Former Galway goalkeeper James Skehill feels Davy Fitzgerald's management style only works over a short-period of time.
Fitzgerald is getting his Wexford side ready for an All-Ireland qualifier against his native Clare in the All-Ireland Hurling qualifiers this weekend. The All-Ireland winner as player and manager led the Models to Leinster success in 2019 but they lost to Clare in the qualifiers last winter.
It's the Sixmilebridge clubman's fifth year in charge of Wexford and Skehill, who played under Fitzgerald at LIT, thinks his coaching approach is only suited to short tenures.
"His management tenures they can really last, if I'm honest, two to three years per team," the 2017 All-Ireland winner said on OTB AM.
"He's a great motivator at the very beginning, it's like an army approach where you're all motivated together and heading towards a war.
"But then there's a certain man-management approach and style which you have to have with adults. I think that approach is not quite there as time goes into year two and year three."
"Motivation, from the off, is his very strong point. Tactically, he also surrounds himself with a very good management team. You'll have a very professional setup, through strength and conditioning, nutrition and everything."
Davy's professional approach
Skehill won a Fitzgibbon Cup medal under Fitzgerald with Limerick IT in 2017 and he sees the setup in the college was superior to the Galway hurling panel.
"That's where I got my first real exposure of professionalism with sport. I was with the county team as well at the time but I was with the college team. And the college team was ahead of the county in terms of preparation and professionalism as a whole.
"He also brings a focus to certain areas which you don't quite like. Off the pitch stuff as we see. I don't agree with the way he manages people, the way he manages adults.
"It's more like a principal and student relationship. In modern hurling where you have very intelligent people on both the sideline and the pitch, there's more of a collective approach.

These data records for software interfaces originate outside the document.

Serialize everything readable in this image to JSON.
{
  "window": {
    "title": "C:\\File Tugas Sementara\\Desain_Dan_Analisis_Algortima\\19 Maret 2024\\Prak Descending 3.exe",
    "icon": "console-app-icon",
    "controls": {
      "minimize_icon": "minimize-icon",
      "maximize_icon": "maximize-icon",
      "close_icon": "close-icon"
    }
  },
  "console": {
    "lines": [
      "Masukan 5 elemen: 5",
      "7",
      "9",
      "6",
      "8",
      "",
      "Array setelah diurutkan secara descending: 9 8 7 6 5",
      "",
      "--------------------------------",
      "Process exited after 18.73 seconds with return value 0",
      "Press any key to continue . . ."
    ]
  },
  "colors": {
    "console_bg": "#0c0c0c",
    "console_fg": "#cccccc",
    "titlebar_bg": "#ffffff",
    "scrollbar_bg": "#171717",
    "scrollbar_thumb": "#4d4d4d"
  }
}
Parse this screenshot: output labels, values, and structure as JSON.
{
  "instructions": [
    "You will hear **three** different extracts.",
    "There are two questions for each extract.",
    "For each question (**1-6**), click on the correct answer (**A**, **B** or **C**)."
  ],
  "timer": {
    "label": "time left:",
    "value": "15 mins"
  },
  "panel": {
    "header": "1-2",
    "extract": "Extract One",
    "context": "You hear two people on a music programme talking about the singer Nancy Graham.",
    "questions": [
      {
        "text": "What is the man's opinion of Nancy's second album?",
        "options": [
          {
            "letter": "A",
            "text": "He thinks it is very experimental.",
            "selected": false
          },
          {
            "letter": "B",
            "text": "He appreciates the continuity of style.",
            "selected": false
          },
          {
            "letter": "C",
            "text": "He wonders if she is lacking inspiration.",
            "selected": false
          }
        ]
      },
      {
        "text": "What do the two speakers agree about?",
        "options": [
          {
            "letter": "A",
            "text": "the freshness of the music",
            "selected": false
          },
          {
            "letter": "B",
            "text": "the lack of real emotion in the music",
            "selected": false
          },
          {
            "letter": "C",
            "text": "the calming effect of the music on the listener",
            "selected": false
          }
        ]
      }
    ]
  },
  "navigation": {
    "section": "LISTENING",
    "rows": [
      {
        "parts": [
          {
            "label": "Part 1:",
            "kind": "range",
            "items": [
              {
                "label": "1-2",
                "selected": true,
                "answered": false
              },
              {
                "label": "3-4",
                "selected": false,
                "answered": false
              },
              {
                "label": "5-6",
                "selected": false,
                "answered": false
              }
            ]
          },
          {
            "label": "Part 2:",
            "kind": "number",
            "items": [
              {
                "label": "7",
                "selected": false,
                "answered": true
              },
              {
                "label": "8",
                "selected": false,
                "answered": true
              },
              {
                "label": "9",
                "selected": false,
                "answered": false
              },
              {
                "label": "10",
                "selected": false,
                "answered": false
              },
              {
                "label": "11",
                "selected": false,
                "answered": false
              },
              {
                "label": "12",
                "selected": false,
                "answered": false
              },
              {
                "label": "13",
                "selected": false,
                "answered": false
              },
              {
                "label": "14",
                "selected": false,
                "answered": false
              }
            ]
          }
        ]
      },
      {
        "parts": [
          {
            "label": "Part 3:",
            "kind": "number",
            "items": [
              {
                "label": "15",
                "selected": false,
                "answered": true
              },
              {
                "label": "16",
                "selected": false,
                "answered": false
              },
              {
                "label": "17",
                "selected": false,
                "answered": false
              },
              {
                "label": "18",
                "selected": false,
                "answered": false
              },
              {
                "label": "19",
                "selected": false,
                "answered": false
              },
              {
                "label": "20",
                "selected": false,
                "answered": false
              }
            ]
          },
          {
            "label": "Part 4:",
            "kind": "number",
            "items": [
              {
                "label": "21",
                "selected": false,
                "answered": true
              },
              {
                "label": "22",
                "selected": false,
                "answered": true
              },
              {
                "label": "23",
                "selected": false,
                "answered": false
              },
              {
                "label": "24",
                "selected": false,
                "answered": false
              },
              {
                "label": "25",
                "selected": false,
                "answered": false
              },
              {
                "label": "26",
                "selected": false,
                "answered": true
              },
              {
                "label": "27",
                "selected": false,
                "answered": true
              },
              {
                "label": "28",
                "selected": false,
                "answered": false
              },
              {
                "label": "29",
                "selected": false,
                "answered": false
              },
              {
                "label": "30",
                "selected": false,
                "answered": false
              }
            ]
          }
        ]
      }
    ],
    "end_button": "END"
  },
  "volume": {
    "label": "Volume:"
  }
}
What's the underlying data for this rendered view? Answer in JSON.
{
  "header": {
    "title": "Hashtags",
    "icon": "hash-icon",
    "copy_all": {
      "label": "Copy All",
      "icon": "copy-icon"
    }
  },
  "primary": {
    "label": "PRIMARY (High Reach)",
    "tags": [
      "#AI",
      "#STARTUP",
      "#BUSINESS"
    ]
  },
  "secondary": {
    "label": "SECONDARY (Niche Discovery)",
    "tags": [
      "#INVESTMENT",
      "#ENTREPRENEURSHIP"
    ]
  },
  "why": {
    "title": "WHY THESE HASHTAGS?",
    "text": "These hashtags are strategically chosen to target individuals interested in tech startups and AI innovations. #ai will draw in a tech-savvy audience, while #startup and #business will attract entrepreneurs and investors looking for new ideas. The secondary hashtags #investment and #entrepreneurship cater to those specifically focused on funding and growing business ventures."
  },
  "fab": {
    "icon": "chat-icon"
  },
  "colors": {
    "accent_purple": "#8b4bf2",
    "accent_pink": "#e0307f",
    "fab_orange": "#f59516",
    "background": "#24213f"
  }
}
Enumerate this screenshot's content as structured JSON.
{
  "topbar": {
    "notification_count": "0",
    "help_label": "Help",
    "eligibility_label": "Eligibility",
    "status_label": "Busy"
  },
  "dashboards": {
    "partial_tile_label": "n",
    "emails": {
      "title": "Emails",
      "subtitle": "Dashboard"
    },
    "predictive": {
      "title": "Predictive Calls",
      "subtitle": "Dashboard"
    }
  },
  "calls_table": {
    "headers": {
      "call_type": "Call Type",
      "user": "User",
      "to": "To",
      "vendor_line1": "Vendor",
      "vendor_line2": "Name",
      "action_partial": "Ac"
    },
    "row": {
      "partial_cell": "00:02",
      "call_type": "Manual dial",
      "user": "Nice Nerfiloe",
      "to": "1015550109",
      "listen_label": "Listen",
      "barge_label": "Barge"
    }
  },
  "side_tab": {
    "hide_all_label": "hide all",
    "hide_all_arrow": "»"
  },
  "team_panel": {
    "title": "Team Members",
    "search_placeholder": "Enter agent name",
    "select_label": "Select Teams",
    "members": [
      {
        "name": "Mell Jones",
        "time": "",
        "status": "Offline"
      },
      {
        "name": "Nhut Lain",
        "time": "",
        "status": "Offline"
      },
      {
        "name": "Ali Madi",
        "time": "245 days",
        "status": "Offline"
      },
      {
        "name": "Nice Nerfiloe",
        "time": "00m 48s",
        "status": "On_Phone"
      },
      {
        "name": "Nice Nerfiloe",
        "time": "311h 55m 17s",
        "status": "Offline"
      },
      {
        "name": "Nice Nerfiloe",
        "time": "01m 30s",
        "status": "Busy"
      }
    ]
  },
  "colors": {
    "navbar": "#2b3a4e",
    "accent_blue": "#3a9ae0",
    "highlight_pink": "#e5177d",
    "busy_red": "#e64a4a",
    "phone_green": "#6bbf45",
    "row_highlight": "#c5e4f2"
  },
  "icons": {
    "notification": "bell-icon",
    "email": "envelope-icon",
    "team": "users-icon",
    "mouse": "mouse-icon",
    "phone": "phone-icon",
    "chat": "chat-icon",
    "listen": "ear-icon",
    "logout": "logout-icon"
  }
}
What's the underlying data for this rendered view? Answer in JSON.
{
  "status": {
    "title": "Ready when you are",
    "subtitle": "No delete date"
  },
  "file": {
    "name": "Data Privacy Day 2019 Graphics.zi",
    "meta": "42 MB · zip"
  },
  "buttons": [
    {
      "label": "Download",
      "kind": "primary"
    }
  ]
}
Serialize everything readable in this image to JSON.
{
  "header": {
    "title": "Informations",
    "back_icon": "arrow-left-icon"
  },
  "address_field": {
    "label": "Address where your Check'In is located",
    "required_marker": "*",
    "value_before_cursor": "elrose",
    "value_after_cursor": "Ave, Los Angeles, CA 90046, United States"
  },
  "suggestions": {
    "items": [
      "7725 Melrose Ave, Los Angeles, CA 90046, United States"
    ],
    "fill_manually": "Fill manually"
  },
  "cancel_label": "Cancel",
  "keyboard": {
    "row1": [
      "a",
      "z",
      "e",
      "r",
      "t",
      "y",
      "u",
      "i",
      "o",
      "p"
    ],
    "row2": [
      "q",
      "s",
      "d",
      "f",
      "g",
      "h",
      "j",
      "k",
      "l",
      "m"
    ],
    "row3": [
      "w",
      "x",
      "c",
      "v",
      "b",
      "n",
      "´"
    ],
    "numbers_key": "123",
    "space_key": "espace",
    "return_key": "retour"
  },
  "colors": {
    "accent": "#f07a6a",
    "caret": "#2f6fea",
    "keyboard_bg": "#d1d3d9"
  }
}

"You look at how counties like Cork, Galway and Tipperary, they have a similar approach and you get a sense that they're all together and in the same boat. With the teams with which Fitz is involved with, it's like he's the CEO and the rest of ye will follow."